Ron and John used to play in the Fibonaccis, a mid-'80s art-rock band that was among the first to dabble with world-music grooves. For six months or so, the Fibs were the closest the L.A. underground scene had to a Next Big Thing. The band opened a couple of dates for Oingo Boingo at the Santa Monica Civic, drew big crowds at outdoor festivals and put out an album on the same label that signed Wall of Voodoo. A prominent gossip columnist became infatuated with drummer Joe.

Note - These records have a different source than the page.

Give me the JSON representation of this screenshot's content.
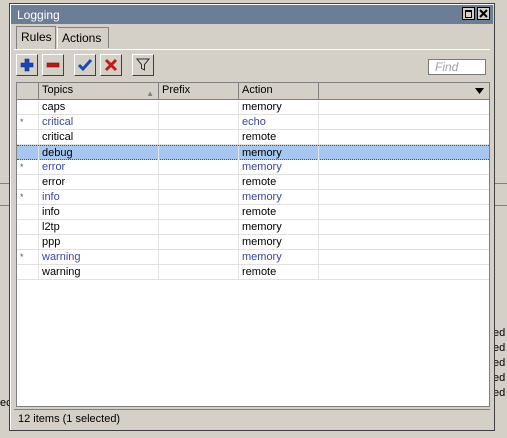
{
  "window": {
    "title": "Logging"
  },
  "tabs": [
    {
      "label": "Rules",
      "active": true
    },
    {
      "label": "Actions",
      "active": false
    }
  ],
  "toolbar": {
    "buttons": [
      {
        "name": "add-icon",
        "color": "#1d48b4"
      },
      {
        "name": "remove-icon",
        "color": "#b41d1d"
      },
      {
        "name": "enable-check-icon",
        "color": "#1d48b4"
      },
      {
        "name": "disable-x-icon",
        "color": "#c41a1a"
      },
      {
        "name": "filter-icon",
        "color": "#404040"
      }
    ],
    "find_placeholder": "Find"
  },
  "table": {
    "columns": [
      "Topics",
      "Prefix",
      "Action"
    ],
    "rows": [
      {
        "flag": "",
        "topics": "caps",
        "prefix": "",
        "action": "memory",
        "disabled": false,
        "selected": false
      },
      {
        "flag": "*",
        "topics": "critical",
        "prefix": "",
        "action": "echo",
        "disabled": true,
        "selected": false
      },
      {
        "flag": "",
        "topics": "critical",
        "prefix": "",
        "action": "remote",
        "disabled": false,
        "selected": false
      },
      {
        "flag": "",
        "topics": "debug",
        "prefix": "",
        "action": "memory",
        "disabled": false,
        "selected": true
      },
      {
        "flag": "*",
        "topics": "error",
        "prefix": "",
        "action": "memory",
        "disabled": true,
        "selected": false
      },
      {
        "flag": "",
        "topics": "error",
        "prefix": "",
        "action": "remote",
        "disabled": false,
        "selected": false
      },
      {
        "flag": "*",
        "topics": "info",
        "prefix": "",
        "action": "memory",
        "disabled": true,
        "selected": false
      },
      {
        "flag": "",
        "topics": "info",
        "prefix": "",
        "action": "remote",
        "disabled": false,
        "selected": false
      },
      {
        "flag": "",
        "topics": "l2tp",
        "prefix": "",
        "action": "memory",
        "disabled": false,
        "selected": false
      },
      {
        "flag": "",
        "topics": "ppp",
        "prefix": "",
        "action": "memory",
        "disabled": false,
        "selected": false
      },
      {
        "flag": "*",
        "topics": "warning",
        "prefix": "",
        "action": "memory",
        "disabled": true,
        "selected": false
      },
      {
        "flag": "",
        "topics": "warning",
        "prefix": "",
        "action": "remote",
        "disabled": false,
        "selected": false
      }
    ]
  },
  "status": {
    "text": "12 items (1 selected)"
  },
  "background": {
    "right_fragments": [
      "ed",
      "ed",
      "ed",
      "ed",
      "ed"
    ],
    "left_fragment": "ec"
  }
}
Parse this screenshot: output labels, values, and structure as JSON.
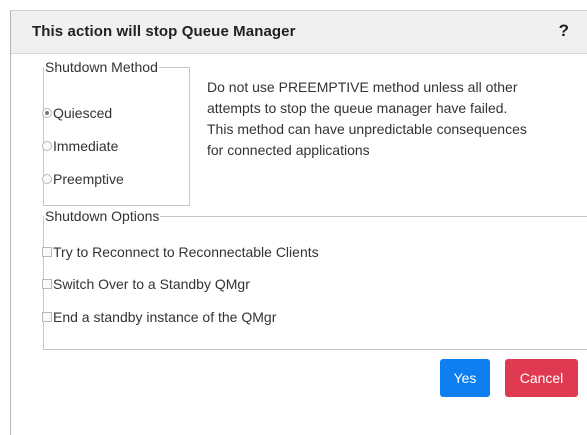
{
  "dialog": {
    "title": "This action will stop Queue Manager",
    "help_label": "?",
    "shutdown_method": {
      "legend": "Shutdown Method",
      "options": [
        {
          "label": "Quiesced",
          "selected": true
        },
        {
          "label": "Immediate",
          "selected": false
        },
        {
          "label": "Preemptive",
          "selected": false
        }
      ],
      "note_lines": [
        "Do not use PREEMPTIVE method unless all other",
        "attempts to stop the queue manager have failed.",
        "This method can have unpredictable consequences",
        "for connected applications"
      ]
    },
    "shutdown_options": {
      "legend": "Shutdown Options",
      "items": [
        {
          "label": "Try to Reconnect to Reconnectable Clients",
          "checked": false
        },
        {
          "label": "Switch Over to a Standby QMgr",
          "checked": false
        },
        {
          "label": "End a standby instance of the QMgr",
          "checked": false
        }
      ]
    },
    "buttons": {
      "yes_label": "Yes",
      "cancel_label": "Cancel"
    },
    "colors": {
      "header_bg": "#f0f0f0",
      "yes_button": "#0d7ff0",
      "cancel_button": "#e03a52"
    }
  }
}
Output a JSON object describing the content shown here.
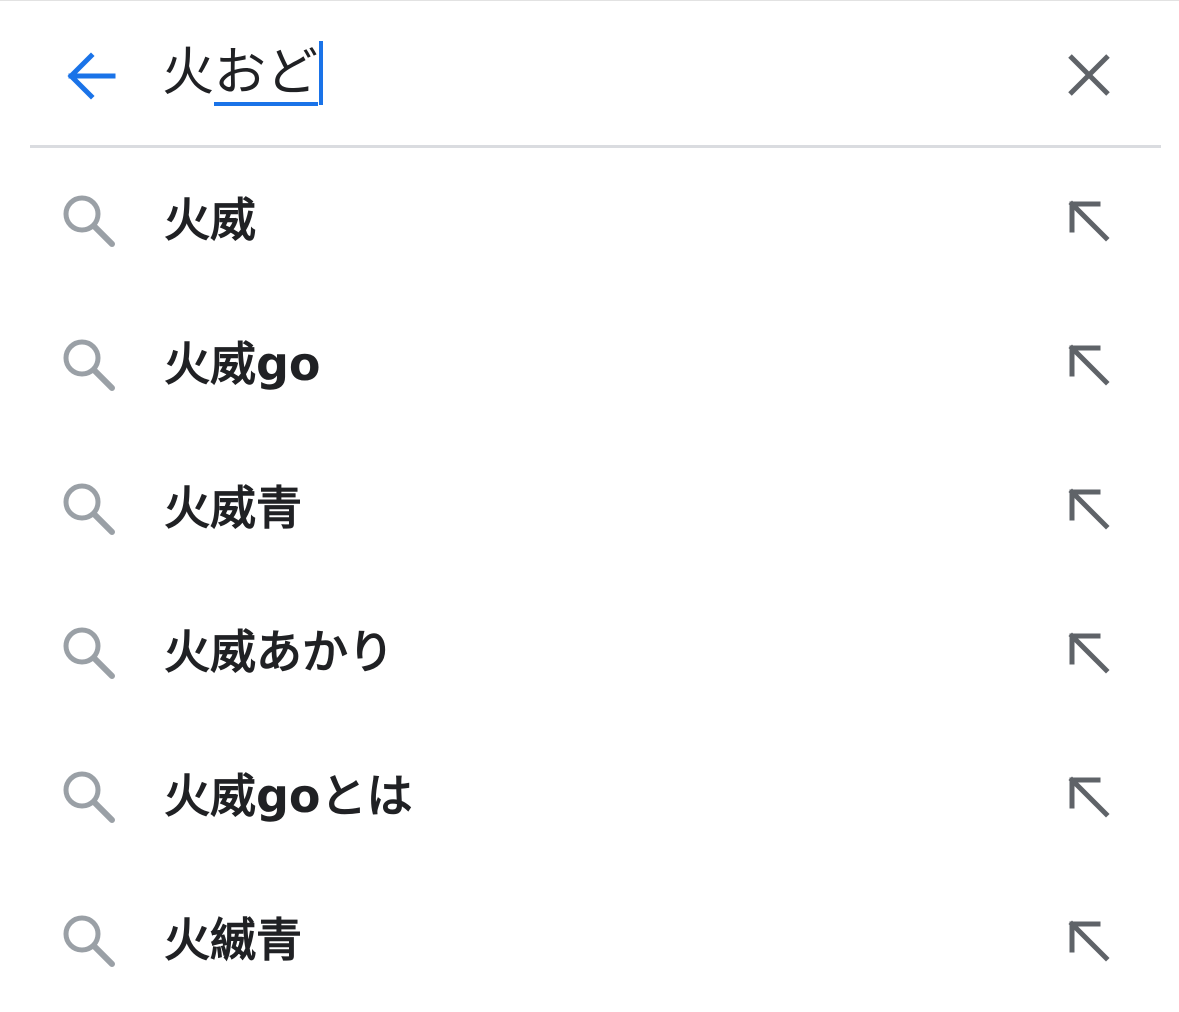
{
  "search": {
    "query_committed": "火",
    "query_composing": "おど"
  },
  "suggestions": [
    {
      "text": "火威",
      "icon": "search-icon",
      "action_icon": "arrow-up-left-icon"
    },
    {
      "text": "火威go",
      "icon": "search-icon",
      "action_icon": "arrow-up-left-icon"
    },
    {
      "text": "火威青",
      "icon": "search-icon",
      "action_icon": "arrow-up-left-icon"
    },
    {
      "text": "火威あかり",
      "icon": "search-icon",
      "action_icon": "arrow-up-left-icon"
    },
    {
      "text": "火威goとは",
      "icon": "search-icon",
      "action_icon": "arrow-up-left-icon"
    },
    {
      "text": "火縅青",
      "icon": "search-icon",
      "action_icon": "arrow-up-left-icon"
    }
  ],
  "colors": {
    "accent": "#1a73e8",
    "text": "#202124",
    "icon_gray": "#9aa0a6",
    "close_gray": "#5f6368",
    "divider": "#dadce0"
  }
}
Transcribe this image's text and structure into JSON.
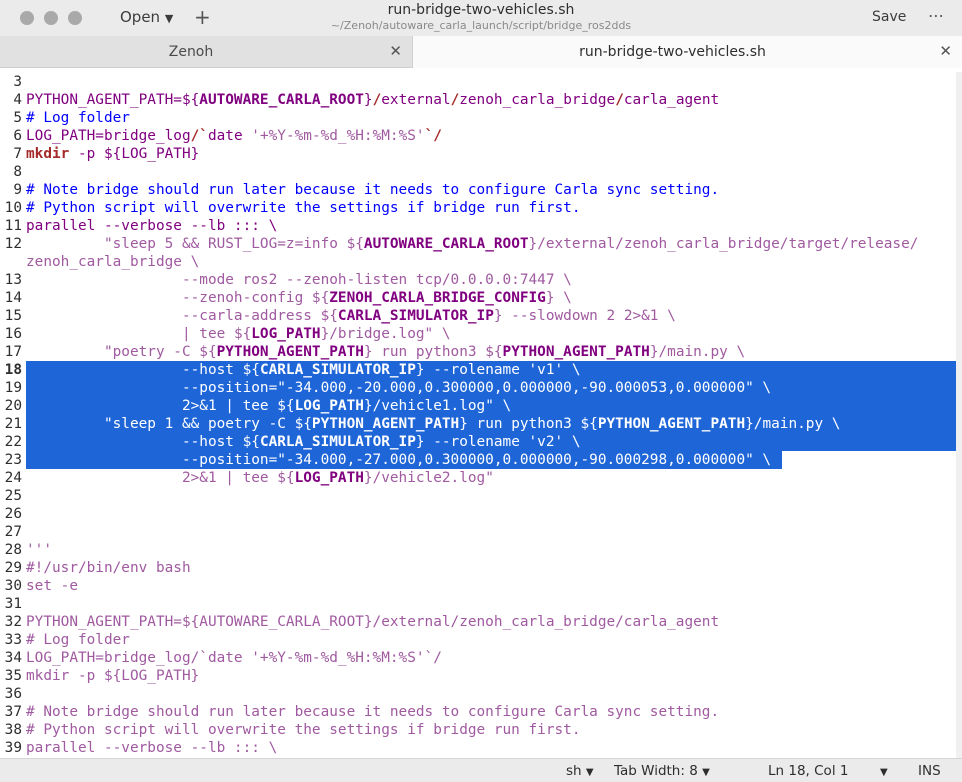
{
  "header": {
    "open_label": "Open",
    "title": "run-bridge-two-vehicles.sh",
    "subtitle": "~/Zenoh/autoware_carla_launch/script/bridge_ros2dds",
    "save_label": "Save"
  },
  "tabs": [
    {
      "label": "Zenoh"
    },
    {
      "label": "run-bridge-two-vehicles.sh"
    }
  ],
  "editor": {
    "lines": [
      {
        "n": "3",
        "segs": []
      },
      {
        "n": "4",
        "segs": [
          [
            "PYTHON_AGENT_PATH=",
            "var"
          ],
          [
            "${",
            "var"
          ],
          [
            "AUTOWARE_CARLA_ROOT",
            "bold"
          ],
          [
            "}",
            "var"
          ],
          [
            "/",
            "kw"
          ],
          [
            "external",
            "var"
          ],
          [
            "/",
            "kw"
          ],
          [
            "zenoh_carla_bridge",
            "var"
          ],
          [
            "/",
            "kw"
          ],
          [
            "carla_agent",
            "var"
          ]
        ]
      },
      {
        "n": "5",
        "segs": [
          [
            "# Log folder",
            "cm"
          ]
        ]
      },
      {
        "n": "6",
        "segs": [
          [
            "LOG_PATH=",
            "var"
          ],
          [
            "bridge_log",
            "var"
          ],
          [
            "/",
            "kw"
          ],
          [
            "`",
            "kw"
          ],
          [
            "date ",
            "var"
          ],
          [
            "'+%Y-%m-%d_%H:%M:%S'",
            "str"
          ],
          [
            "`",
            "kw"
          ],
          [
            "/",
            "kw"
          ]
        ]
      },
      {
        "n": "7",
        "segs": [
          [
            "mkdir",
            "kw"
          ],
          [
            " -p ",
            "var"
          ],
          [
            "${",
            "var"
          ],
          [
            "LOG_PATH",
            "var"
          ],
          [
            "}",
            "var"
          ]
        ]
      },
      {
        "n": "8",
        "segs": []
      },
      {
        "n": "9",
        "segs": [
          [
            "# Note bridge should run later because it needs to configure Carla sync setting.",
            "cm"
          ]
        ]
      },
      {
        "n": "10",
        "segs": [
          [
            "# Python script will overwrite the settings if bridge run first.",
            "cm"
          ]
        ]
      },
      {
        "n": "11",
        "segs": [
          [
            "parallel --verbose --lb ::: \\",
            "var"
          ]
        ]
      },
      {
        "n": "12",
        "segs": [
          [
            "         \"sleep 5 && RUST_LOG=z=info ",
            "str"
          ],
          [
            "${",
            "str"
          ],
          [
            "AUTOWARE_CARLA_ROOT",
            "bold"
          ],
          [
            "}",
            "str"
          ],
          [
            "/external/zenoh_carla_bridge/target/release/",
            "str"
          ]
        ]
      },
      {
        "n": "",
        "segs": [
          [
            "zenoh_carla_bridge \\",
            "str"
          ]
        ]
      },
      {
        "n": "13",
        "segs": [
          [
            "                  --mode ros2 --zenoh-listen tcp/0.0.0.0:7447 \\",
            "str"
          ]
        ]
      },
      {
        "n": "14",
        "segs": [
          [
            "                  --zenoh-config ",
            "str"
          ],
          [
            "${",
            "str"
          ],
          [
            "ZENOH_CARLA_BRIDGE_CONFIG",
            "bold"
          ],
          [
            "} \\",
            "str"
          ]
        ]
      },
      {
        "n": "15",
        "segs": [
          [
            "                  --carla-address ",
            "str"
          ],
          [
            "${",
            "str"
          ],
          [
            "CARLA_SIMULATOR_IP",
            "bold"
          ],
          [
            "} --slowdown 2 2>&1 \\",
            "str"
          ]
        ]
      },
      {
        "n": "16",
        "segs": [
          [
            "                  | tee ",
            "str"
          ],
          [
            "${",
            "str"
          ],
          [
            "LOG_PATH",
            "bold"
          ],
          [
            "}/bridge.log\" \\",
            "str"
          ]
        ]
      },
      {
        "n": "17",
        "segs": [
          [
            "         \"poetry -C ",
            "str"
          ],
          [
            "${",
            "str"
          ],
          [
            "PYTHON_AGENT_PATH",
            "bold"
          ],
          [
            "} run python3 ",
            "str"
          ],
          [
            "${",
            "str"
          ],
          [
            "PYTHON_AGENT_PATH",
            "bold"
          ],
          [
            "}/main.py \\",
            "str"
          ]
        ]
      },
      {
        "n": "18",
        "segs": [
          [
            "                  --host ",
            "str"
          ],
          [
            "${",
            "str"
          ],
          [
            "CARLA_SIMULATOR_IP",
            "bold"
          ],
          [
            "} --rolename 'v1' \\",
            "str"
          ]
        ],
        "sel": true
      },
      {
        "n": "19",
        "segs": [
          [
            "                  --position=\"-34.000,-20.000,0.300000,0.000000,-90.000053,0.000000\" \\",
            "str"
          ]
        ],
        "sel": true
      },
      {
        "n": "20",
        "segs": [
          [
            "                  2>&1 | tee ",
            "str"
          ],
          [
            "${",
            "str"
          ],
          [
            "LOG_PATH",
            "bold"
          ],
          [
            "}/vehicle1.log\" \\",
            "str"
          ]
        ],
        "sel": true
      },
      {
        "n": "21",
        "segs": [
          [
            "         \"sleep 1 && poetry -C ",
            "str"
          ],
          [
            "${",
            "str"
          ],
          [
            "PYTHON_AGENT_PATH",
            "bold"
          ],
          [
            "} run python3 ",
            "str"
          ],
          [
            "${",
            "str"
          ],
          [
            "PYTHON_AGENT_PATH",
            "bold"
          ],
          [
            "}/main.py \\",
            "str"
          ]
        ],
        "sel": true
      },
      {
        "n": "22",
        "segs": [
          [
            "                  --host ",
            "str"
          ],
          [
            "${",
            "str"
          ],
          [
            "CARLA_SIMULATOR_IP",
            "bold"
          ],
          [
            "} --rolename 'v2' \\",
            "str"
          ]
        ],
        "sel": true
      },
      {
        "n": "23",
        "segs": [
          [
            "                  --position=\"-34.000,-27.000,0.300000,0.000000,-90.000298,0.000000\" \\",
            "str"
          ]
        ],
        "sel": true,
        "selpart": true
      },
      {
        "n": "24",
        "segs": [
          [
            "                  2>&1 | tee ",
            "str"
          ],
          [
            "${",
            "str"
          ],
          [
            "LOG_PATH",
            "bold"
          ],
          [
            "}/vehicle2.log\"",
            "str"
          ]
        ]
      },
      {
        "n": "25",
        "segs": []
      },
      {
        "n": "26",
        "segs": []
      },
      {
        "n": "27",
        "segs": []
      },
      {
        "n": "28",
        "segs": [
          [
            "'''",
            "str"
          ]
        ]
      },
      {
        "n": "29",
        "segs": [
          [
            "#!/usr/bin/env bash",
            "str"
          ]
        ]
      },
      {
        "n": "30",
        "segs": [
          [
            "set -e",
            "str"
          ]
        ]
      },
      {
        "n": "31",
        "segs": []
      },
      {
        "n": "32",
        "segs": [
          [
            "PYTHON_AGENT_PATH=${AUTOWARE_CARLA_ROOT}/external/zenoh_carla_bridge/carla_agent",
            "str"
          ]
        ]
      },
      {
        "n": "33",
        "segs": [
          [
            "# Log folder",
            "str"
          ]
        ]
      },
      {
        "n": "34",
        "segs": [
          [
            "LOG_PATH=bridge_log/`date '+%Y-%m-%d_%H:%M:%S'`/",
            "str"
          ]
        ]
      },
      {
        "n": "35",
        "segs": [
          [
            "mkdir -p ${LOG_PATH}",
            "str"
          ]
        ]
      },
      {
        "n": "36",
        "segs": []
      },
      {
        "n": "37",
        "segs": [
          [
            "# Note bridge should run later because it needs to configure Carla sync setting.",
            "str"
          ]
        ]
      },
      {
        "n": "38",
        "segs": [
          [
            "# Python script will overwrite the settings if bridge run first.",
            "str"
          ]
        ]
      },
      {
        "n": "39",
        "segs": [
          [
            "parallel --verbose --lb ::: \\",
            "str"
          ]
        ]
      }
    ],
    "current_line": "18"
  },
  "status": {
    "language": "sh",
    "tab_width": "Tab Width: 8",
    "position": "Ln 18, Col 1",
    "mode": "INS"
  },
  "colors": {
    "selection": "#1e66d8",
    "variable": "#800080",
    "comment": "#0000ff",
    "keyword": "#a52a2a",
    "string": "#a05aa0"
  }
}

Ron and John had an unusual concept for the time: literate rock ‘n’ roll. Lyrics were drawn from Wallace Stevens and Emily Dickinson; musical ideas from Samuel Barber and Bernard Herrmann and mariachis and traditional Korean harvest songs; singer Magie’s vocal style from early Lotte Lenya. Future Simpsons mogul Matt Groening, back when he was still an underpaid rock critic, wrote that the Fibonaccis were the only band that could make you smarter just by listening to them; many of the core fans tended to have attended schools like Caltech.
Literate rock ‘n’ roll may be an oxymoron: The rock ‘n’ roll impulse is the 18-year-old’s belief that he or she is the very first person with the desire to bang his or her head against a wall until it bleeds, and tends not to be something that benefits from maturity and experience. Musically literate rock ‘n’ rollers--David Byrne, Peter Gabriel, Paul Simon, Sting--seem a little embarrassed about their past work, retreating into Sufi trance music or Ghanaian polyrhythms. But the Fibs were unlike any other band you’ve ever seen: organic, danceable, multicultural--truly Los Angelean.
The band’s music was more than once compared favorably to that of Fellini soundtrack guy Nino Rota, and the Fibonaccis--named after the mystic Italian mathematician--played on a soundtrack or two themselves.
But although Ron and John had been best friends for more than a decade, their relationship within the band eventually soured. Overexposed in Los Angeles and unwilling to tour, the Fibonaccis gradually lost much of their heat, then their label, then their self-esteem. An infinitesimal local record company put out the group’s next album, “Civilization and Its Discotheques,” but failed to distribute it properly. The Fibonaccis were second-billed to the kitschy novelty act the Del Rubio Triplets at their own record-release party. Entropy proved to be too much; the Fibonaccis gradually fell apart.
In certain Hollywood circles, almost everybody you are likely to run into is in a band, or used to be in a band, or used to hang out with a band, and the first thing everyone asks you is if you still play the guitar.
As musicians approach middle age, minds start to wander, ectomorphs to become endomorphic, substance-riddled bodies to lose the resiliency they had when they were young. Rebelliousness reveals itself as the crankiness it probably was all along. But the urge never dies.
A few months ago, the Fibonaccis were offered a chance to release a compilation CD on a respectable label, an entry for the enormous new-wave collectors’ market, and for a while it was as if the band was alive again. John, who’d been trying to survive by writing film scores, and Ron, now an editor for an alternative news weekly, got together several times a week to decide what songs should go on the CD. It seemed the two spent more time arguing what the title should be than they had recording any of their previous albums. The record came out. The band even rehearsed for a reunion show.
But old spats held in check during the band’s abeyance suddenly revealed themselves to have been yawning rifts, like those once-hidden Balkan feuds left unsettled since the breakup of the Ottoman Empire. Sublimation into the group id, never easy at the best of times, became impossible. Ron tacked Gregorian-chant introductions onto at least some of the songs; Magie and John squabbled during an interview spot on “Morning Becomes Eclectic”; John and Joe “forgot” to pick Magie up on the way to a mastering session.
Tension is bad for relationships but good for performances; it throws the subtleties of the music into a rich and powerful light. The valedictory show at Fuzzyland was bittersweet and lovely, not least because everybody in the crowded room knew that they would never hear the Fibonaccis play this way again.